Muckross House, Gardens and Traditional Farms
This stately Victorian mansion was built in 1843. It acts as the central gathering point for visitors to Killarney National Park.The house itself is divided into the upper floors, which house the elegantly furnished family rooms, and the lower floors in the basement level, which house the sparse servant quarters. The division is a clear indication of the 'upstairs/downstairs' concept which is a reflection of the era the house was built in.
Outside the mansion, the gardens are expansive and world renowned. They include an extensive water garden, a rock garden made of limestone and collections of flowers such as Rhododendrons and Azaleas. The farms nearby are traditional in nature and act as preserved examples of life in the rural Irish countryside of the 1930s.
The house and gardens are open all year (the exception is Christmas). The farms are fully open during the summer months, but have limited opening hours during the spring and autumn. A full guide to the opening hours can be found here. While access to the gardens is free, the house and farm incur a fee and joint tickets to both can be purchased. Group rates are also available.
Much older than Muckross House, Ross Castle dates back to the late 15th century. It was built by a Gaelic Chieftain from the O'Donoghue Ross family. The castle has an Irish keep which was built on a rocky area called Ross Island on the shore of Lough Leane, the largest of the famous Lakes of Killarney. The castle has a long history and has served as a defensive stronghold through the centuries. It was a residence to the Browne family in the 1700s and later became an army barracks before being vacated in 1825. In 1970, the castle came into state ownership and has been restored by the Office of Public Works (OPW) in 17th century style. The OPW manages the castle which is open to the public by guided tour only.

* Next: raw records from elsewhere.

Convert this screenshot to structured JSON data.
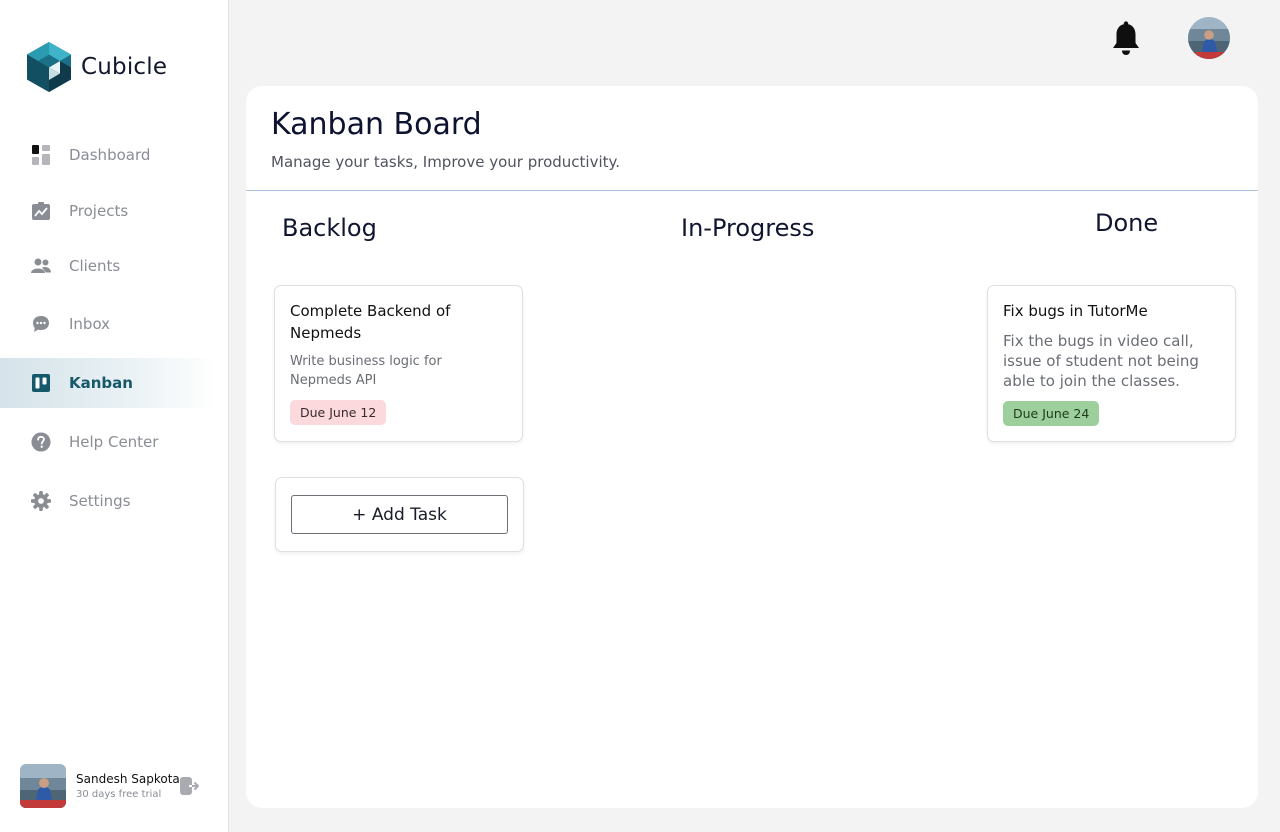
{
  "brand": {
    "name": "Cubicle"
  },
  "sidebar": {
    "items": [
      {
        "label": "Dashboard",
        "icon": "dashboard-icon",
        "active": false
      },
      {
        "label": "Projects",
        "icon": "projects-icon",
        "active": false
      },
      {
        "label": "Clients",
        "icon": "clients-icon",
        "active": false
      },
      {
        "label": "Inbox",
        "icon": "inbox-icon",
        "active": false
      },
      {
        "label": "Kanban",
        "icon": "kanban-icon",
        "active": true
      },
      {
        "label": "Help Center",
        "icon": "help-icon",
        "active": false
      },
      {
        "label": "Settings",
        "icon": "gear-icon",
        "active": false
      }
    ]
  },
  "user": {
    "name": "Sandesh Sapkota",
    "subtitle": "30 days free trial"
  },
  "header": {
    "title": "Kanban Board",
    "subtitle": "Manage your tasks, Improve your productivity."
  },
  "columns": {
    "backlog": {
      "title": "Backlog",
      "tasks": [
        {
          "title": "Complete Backend of Nepmeds",
          "description": "Write business logic for Nepmeds API",
          "due": "Due June 12",
          "badge_color": "#fbd9dc"
        }
      ],
      "add_label": "+ Add Task"
    },
    "in_progress": {
      "title": "In-Progress",
      "tasks": []
    },
    "done": {
      "title": "Done",
      "tasks": [
        {
          "title": "Fix bugs in TutorMe",
          "description": "Fix the bugs in video call, issue of student not being able to join the classes.",
          "due": "Due June 24",
          "badge_color": "#9ccf9c"
        }
      ]
    }
  },
  "colors": {
    "accent": "#16596b",
    "active_bg": "#d5e3ea",
    "logo_dark": "#16596b",
    "logo_light": "#2a9bb0"
  }
}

Innisfallen Island and Monastery
Innisfallen Island is situated in the middle of Lough Leane. The island was home to a monastery which dates back to the 7th century. While the early dwellings that the monks would have lived in are long gone, as are the church buildings, the ruins of a church and an Augustinian priory building remain today. They are thought to date back to the 11th and 12th centuries. The monastery was a place of great learning in early Christian times and Brian Boru, Ireland's famous King, is said to have been educated there. In the 17th century it was destroyed by the Cromwellian army and deserted. In the 18th century, it became a popular location for wine, food and entertainment for various guests of the Earls of Kenmare. During the 19th century, poets and writers including Thomas Moore visited the island. It is isolated, but nowadays it is only a short boat trip away from Killarney leaving from Ross Castle Pier and Reen Pier.